New York public libraries are foundational to providing the public with equal access to information through audio, electronic, and printed materials. E-books are a means through which patrons with non-traditional working hours and those with disabilities, who may not be able to frequent their local libraries, can have access to information that is otherwise inaccessible. This press conference is to urge Macmillan to reverse the e-book embargo that announced in July and expected to go fully into effect on November 1, 2019. The new licensing model, which limits libraries to purchasing just one e-book copy in the first eight weeks of a titles release, is unnecessarily restrictive and unacceptable. The embargo has been put into place without the consultation of librarians and has vilified public libraries and its patrons for suppressed retail e-book sales and author payouts.
Libraries are an educational resource for everyone, regardless of age, race, ethnicity, religion, educational level, income, or country of origin. When a publisher tells us that access to certain information is off-limits to individuals that cant afford to buy it themselves, they threaten the principles of intellectual freedom upon which libraries were founded," said Assemblywoman Michaelle C. Solages.
The e-book embargo will negatively impact tens of thousands of New Yorkers who rely on libraries," said Assemblyman Sean Ryan, Chairman of the Assembly Libraries and Education Technology Committee. "With more and more patrons utilizing e-books, this restrictive policy will make it even more difficult for our library users to have access to the latest titles. E-books allow people who may not be able to access their libraries during traditional business and patrons with disabilities to have the same access to books that patrons who are able to stop into their library during regular hours enjoy. In an age where our society is increasingly relying on the digital sharing of information, it's more important now than ever before that everyone has access to digital copies of new works. This e-book embargo only serves to further the digital divide that libraries work to close, and I hope that this policy will be reconsidered.
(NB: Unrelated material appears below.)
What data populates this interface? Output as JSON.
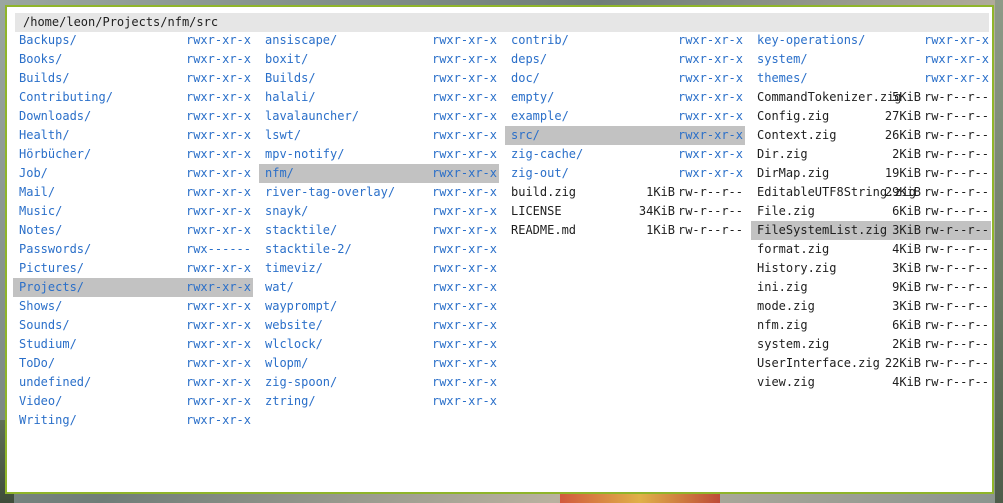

As libraries continue to evolve and embrace new mediums and platforms for the sharing and consumption of the printed word, it is essential to their stability and longevity that they are afforded complete access at fair rates to all titles, regardless of the format, New York Library Association Executive Director, Jeremy Johannesen stated. With digital content moving toward subscription and rental models, the very construct that has allowed libraries to function for centuries is challenged and potentially eroded in an irrevocable way.
For many Nassau residents, including people with disabilities, seniors, and busy commuters, e-books are the most comfortable and convenient way to read a book these days. For the first time, the shared e-book collection for Nassau library users will reach 1 million checkouts by the end of this year. Communities depend on access to e-books through their public libraries. stated Caroline Ashby, Director of the Nassau Library System.
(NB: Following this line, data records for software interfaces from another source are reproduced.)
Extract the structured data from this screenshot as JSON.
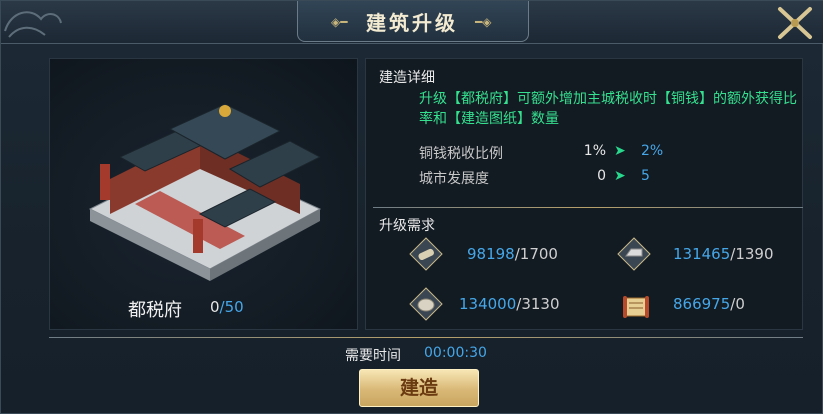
{
  "window": {
    "title": "建筑升级"
  },
  "building": {
    "name": "都税府",
    "count": "0",
    "max": "50"
  },
  "details": {
    "header": "建造详细",
    "description": "升级【都税府】可额外增加主城税收时【铜钱】的额外获得比率和【建造图纸】数量",
    "stats": [
      {
        "label": "铜钱税收比例",
        "from": "1%",
        "to": "2%"
      },
      {
        "label": "城市发展度",
        "from": "0",
        "to": "5"
      }
    ]
  },
  "requirements": {
    "header": "升级需求",
    "items": [
      {
        "icon": "wood-icon",
        "have": "98198",
        "need": "/1700"
      },
      {
        "icon": "iron-ingot-icon",
        "have": "131465",
        "need": "/1390"
      },
      {
        "icon": "stone-icon",
        "have": "134000",
        "need": "/3130"
      },
      {
        "icon": "blueprint-scroll-icon",
        "have": "866975",
        "need": "/0"
      }
    ]
  },
  "time": {
    "label": "需要时间",
    "value": "00:00:30"
  },
  "actions": {
    "build_label": "建造"
  }
}
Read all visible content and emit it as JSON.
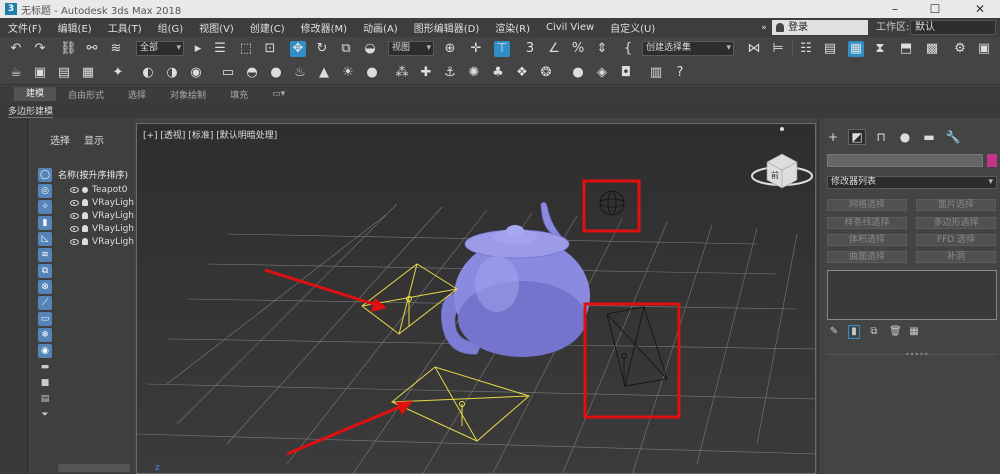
{
  "window": {
    "title": "无标题 - Autodesk 3ds Max 2018",
    "app_icon": "3",
    "controls": [
      "–",
      "☐",
      "✕"
    ]
  },
  "menu": {
    "items": [
      "文件(F)",
      "编辑(E)",
      "工具(T)",
      "组(G)",
      "视图(V)",
      "创建(C)",
      "修改器(M)",
      "动画(A)",
      "图形编辑器(D)",
      "渲染(R)",
      "Civil View",
      "自定义(U)"
    ],
    "login": "登录",
    "workspace_label": "工作区:",
    "workspace_value": "默认"
  },
  "toolbar": {
    "filter_select": "全部",
    "ref_coord_select": "视图",
    "selection_set_select": "创建选择集"
  },
  "ribbon": {
    "tabs": [
      "建模",
      "自由形式",
      "选择",
      "对象绘制",
      "填充"
    ],
    "active_tab": "建模",
    "sub_label": "多边形建模"
  },
  "explorer": {
    "tabs": [
      "选择",
      "显示"
    ],
    "header": "名称(按升序排序)",
    "items": [
      {
        "name": "Teapot0",
        "kind": "geometry"
      },
      {
        "name": "VRayLigh",
        "kind": "light"
      },
      {
        "name": "VRayLigh",
        "kind": "light"
      },
      {
        "name": "VRayLigh",
        "kind": "light"
      },
      {
        "name": "VRayLigh",
        "kind": "light"
      }
    ]
  },
  "viewport": {
    "label": "[+] [透视] [标准] [默认明暗处理]",
    "viewcube_label": "前",
    "axis_label": "z",
    "teapot_color": "#8a8ae0",
    "selected_light_color": "#e8d84a",
    "highlight_color": "#e01010"
  },
  "command_panel": {
    "modifier_list": "修改器列表",
    "object_color": "#c8338a",
    "buttons": [
      [
        "网格选择",
        "面片选择"
      ],
      [
        "样条线选择",
        "多边形选择"
      ],
      [
        "体积选择",
        "FFD 选择"
      ],
      [
        "曲面选择",
        "补洞"
      ]
    ]
  }
}
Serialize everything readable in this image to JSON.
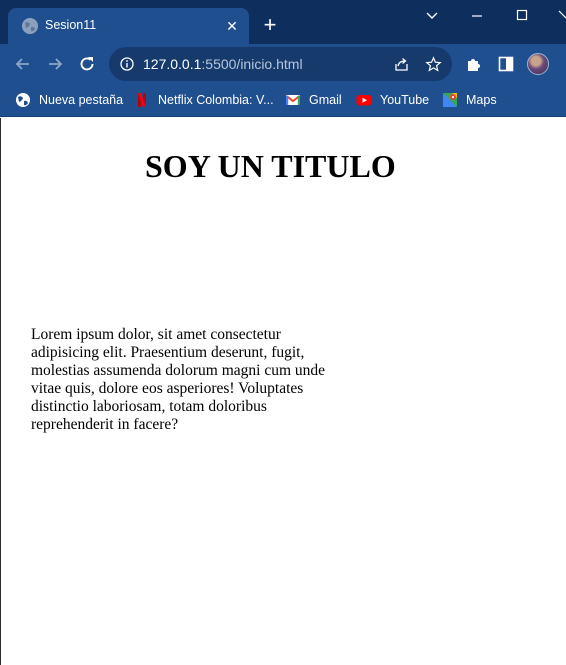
{
  "browser": {
    "tab": {
      "title": "Sesion11",
      "favicon": "globe-icon"
    },
    "window_controls": [
      "tab-search-icon",
      "minimize-icon",
      "maximize-icon",
      "close-icon"
    ],
    "address": {
      "host": "127.0.0.1",
      "path": ":5500/inicio.html"
    },
    "toolbar_icons": [
      "back-icon",
      "forward-icon",
      "reload-icon",
      "info-icon",
      "share-icon",
      "star-icon",
      "extensions-icon",
      "side-panel-icon",
      "avatar"
    ],
    "bookmarks": [
      {
        "label": "Nueva pestaña",
        "icon": "globe-icon"
      },
      {
        "label": "Netflix Colombia: V...",
        "icon": "netflix-icon"
      },
      {
        "label": "Gmail",
        "icon": "gmail-icon"
      },
      {
        "label": "YouTube",
        "icon": "youtube-icon"
      },
      {
        "label": "Maps",
        "icon": "maps-icon"
      }
    ],
    "colors": {
      "frame": "#0e2f5e",
      "toolbar": "#1f4f8f",
      "omnibox": "#163a6b"
    }
  },
  "page": {
    "title": "SOY UN TITULO",
    "paragraph": "Lorem ipsum dolor, sit amet consectetur adipisicing elit. Praesentium deserunt, fugit, molestias assumenda dolorum magni cum unde vitae quis, dolore eos asperiores! Voluptates distinctio laboriosam, totam doloribus reprehenderit in facere?"
  }
}
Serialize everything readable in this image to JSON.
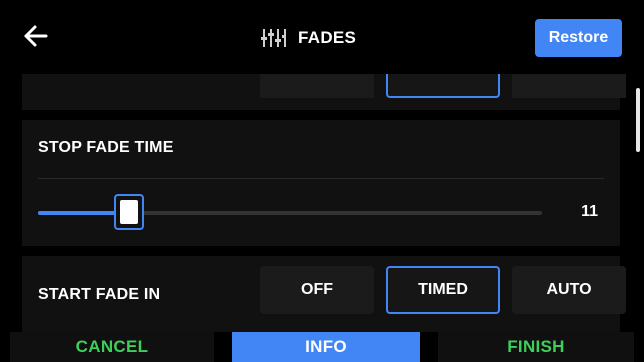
{
  "header": {
    "title": "FADES",
    "title_icon": "mixer-faders-icon",
    "back_icon": "back-arrow-icon",
    "restore_label": "Restore"
  },
  "stop_fade_time": {
    "label": "STOP FADE TIME",
    "value": "11",
    "slider_fraction": 0.18
  },
  "start_fade_in": {
    "label": "START FADE IN",
    "options": [
      "OFF",
      "TIMED",
      "AUTO"
    ],
    "selected": "TIMED"
  },
  "footer": {
    "cancel_label": "CANCEL",
    "info_label": "INFO",
    "finish_label": "FINISH"
  },
  "colors": {
    "accent": "#4285f4",
    "confirm": "#3ecf5a",
    "background": "#000000",
    "panel": "#111111"
  }
}
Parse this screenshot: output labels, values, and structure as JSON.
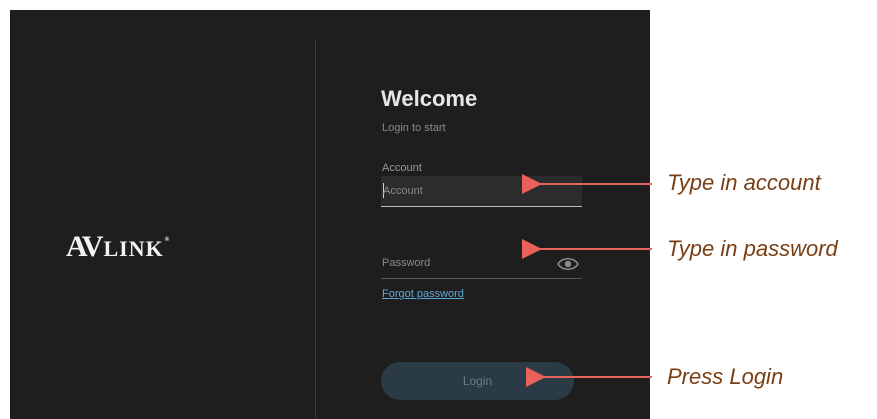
{
  "brand": {
    "logo_av": "AV",
    "logo_link": "LINK",
    "logo_mark": "®"
  },
  "login": {
    "title": "Welcome",
    "subtitle": "Login to start",
    "account_label": "Account",
    "account_placeholder": "Account",
    "password_placeholder": "Password",
    "forgot_label": "Forgot password",
    "login_button": "Login"
  },
  "annotations": {
    "account_note": "Type in account",
    "password_note": "Type in password",
    "login_note": "Press Login",
    "arrow_color": "#e8615b",
    "note_color": "#7a3e14"
  },
  "colors": {
    "panel_bg": "#1e1e1e",
    "link": "#5fa8d6",
    "button_bg": "#2a3b45"
  },
  "icons": {
    "password_toggle": "eye-icon"
  }
}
Libraries are a critical partner in the publishing ecosystem. Publishers depend on libraries to provide exposure, build fanbases, hold author events, select book club titles, and much more. The advertising and marketing they provide are invaluable, and they do it at no cost to publishers or authors. They turn readers into lifelong fans, consumers, and customers.
Timothy Spindler, Executive Director, Long Island Library Resources Council (LILRC) added, LILRC supports the ALA campaign e-Books for All. Libraries fill a crucial role in providing equal access to information. Limiting a librarys ability to purchase an adequate amount of materials for their patrons hinders libraries' role in addressing this need.
This is an issue of access, cost, and equity. Suffolk Libraries spend over $4 million annually on e-content, so every community in Suffolk has access to e-content. We are the publishers best partner when it comes to promoting reading in every community in the county, said Kevin Verbesey, Director of the Suffolk Cooperative Library System.